- [EXERCISE INSTRUCTIONS]: Give the number of lines in the records below that contain the word "JSON". State only that number.

- [LISTED RECORDS]:
>>>
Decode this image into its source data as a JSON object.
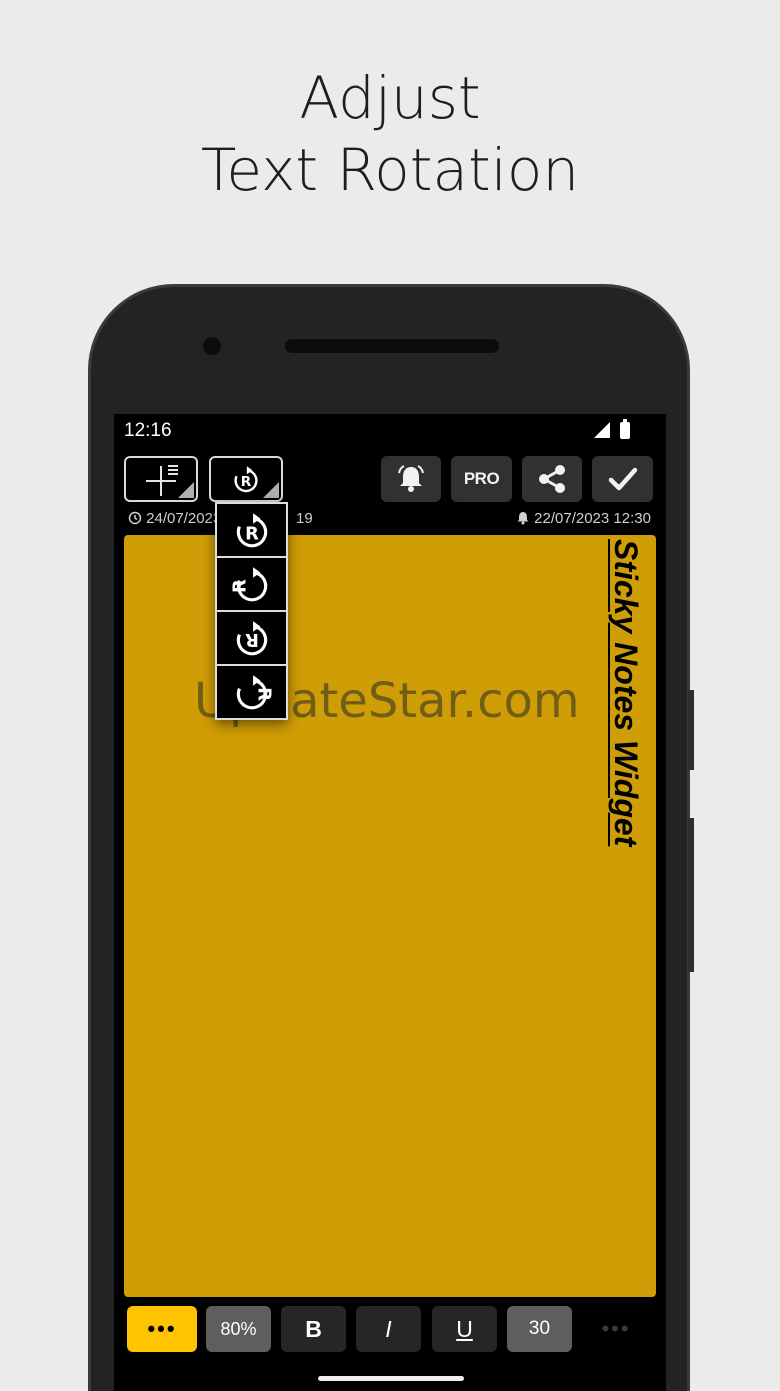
{
  "headline": {
    "line1": "Adjust",
    "line2": "Text Rotation"
  },
  "status_bar": {
    "time": "12:16"
  },
  "toolbar": {
    "pro_label": "PRO"
  },
  "meta": {
    "created": "24/07/2023",
    "created_tail": "19",
    "reminder": "22/07/2023 12:30"
  },
  "note": {
    "text": "Sticky Notes Widget",
    "background": "#cf9d05",
    "watermark": "UpdateStar.com"
  },
  "rotation_menu": {
    "options": [
      "rotation-0",
      "rotation-90",
      "rotation-180",
      "rotation-270"
    ]
  },
  "bottom_bar": {
    "more_label": "•••",
    "opacity_label": "80%",
    "bold_label": "B",
    "italic_label": "I",
    "underline_label": "U",
    "size_label": "30",
    "overflow_label": "•••"
  },
  "colors": {
    "accent": "#ffc400",
    "button": "#313131",
    "note": "#cf9d05"
  }
}
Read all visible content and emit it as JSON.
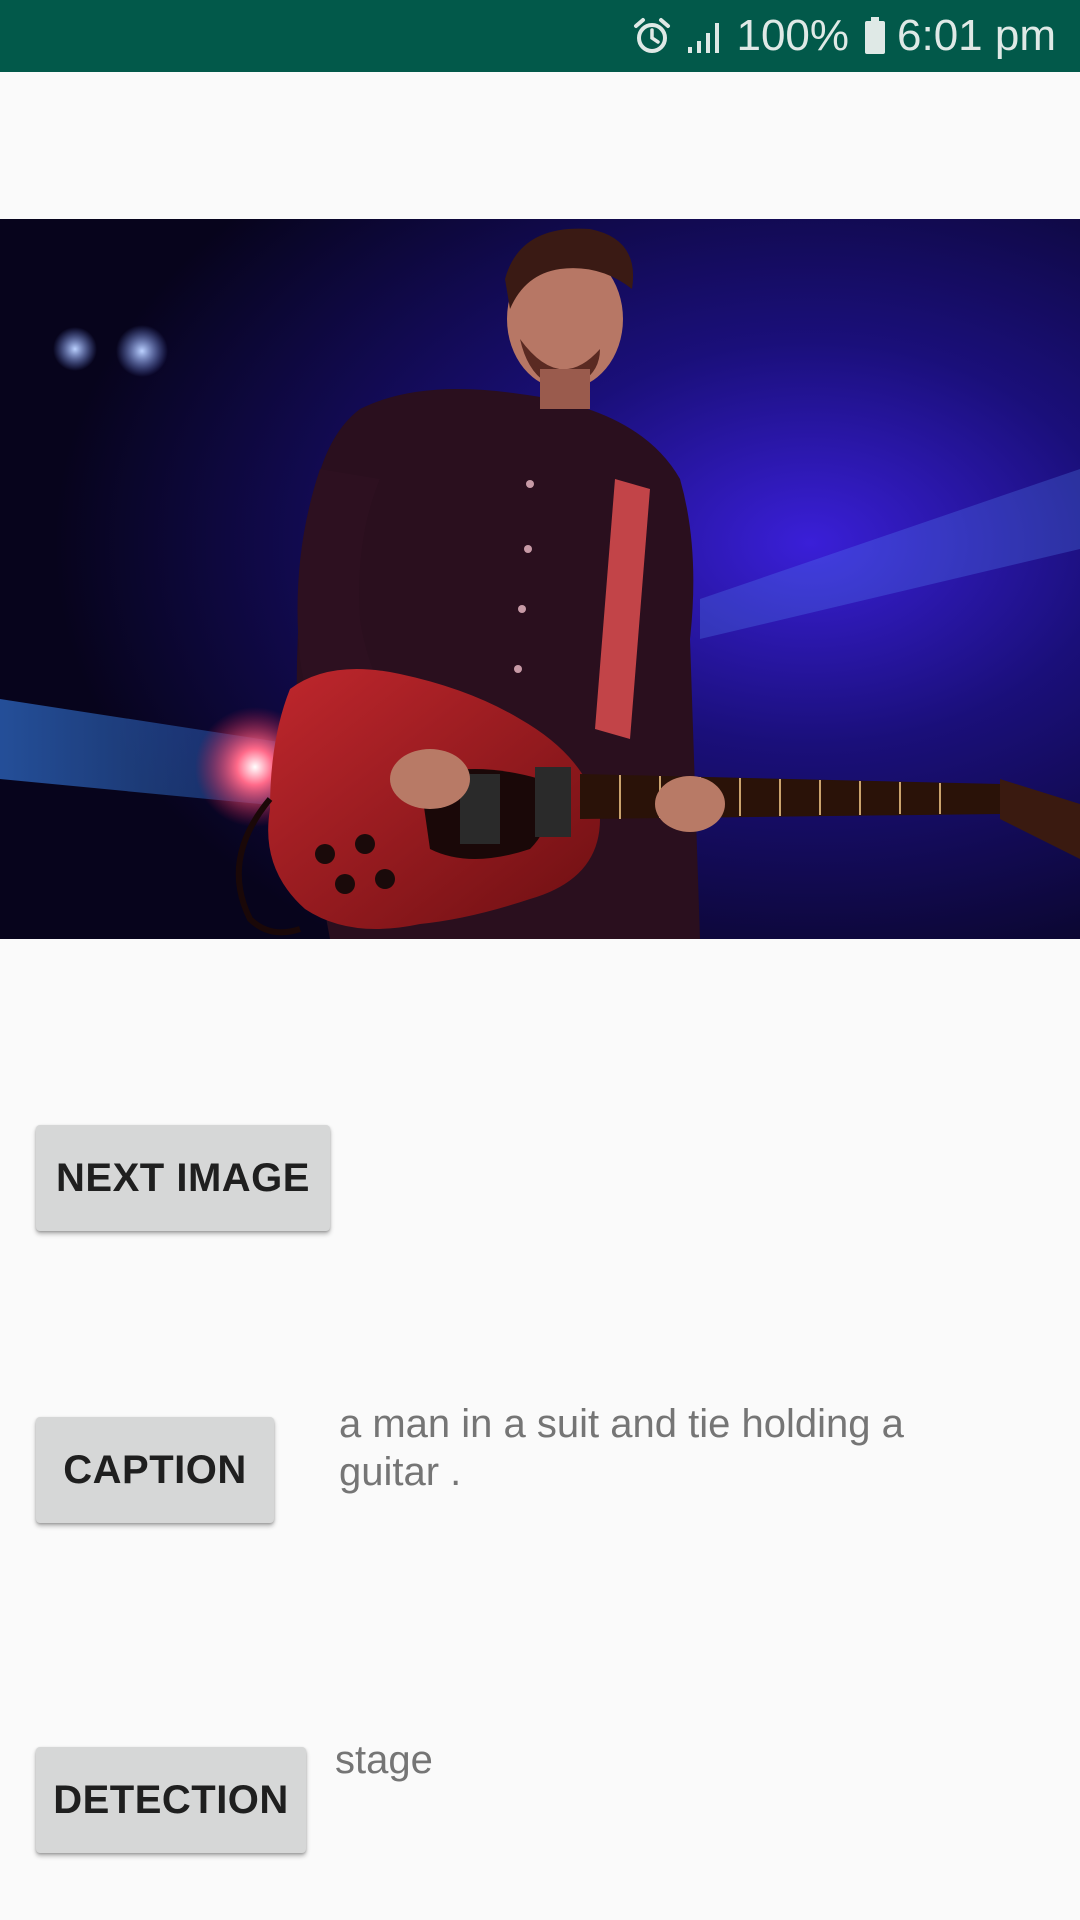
{
  "status_bar": {
    "battery_percent": "100%",
    "time": "6:01 pm",
    "icons": [
      "alarm-icon",
      "signal-icon",
      "battery-icon"
    ],
    "background_color": "#02594a"
  },
  "photo": {
    "subject": "guitarist-on-stage-photo"
  },
  "buttons": {
    "next_image": "NEXT IMAGE",
    "caption": "CAPTION",
    "detection": "DETECTION"
  },
  "results": {
    "caption": "a man in a suit and tie holding a guitar .",
    "detection": "stage"
  },
  "colors": {
    "button_bg": "#d6d7d7",
    "result_text": "#757575",
    "page_bg": "#fafafa"
  }
}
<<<
- [WORKED SOLUTION]: 2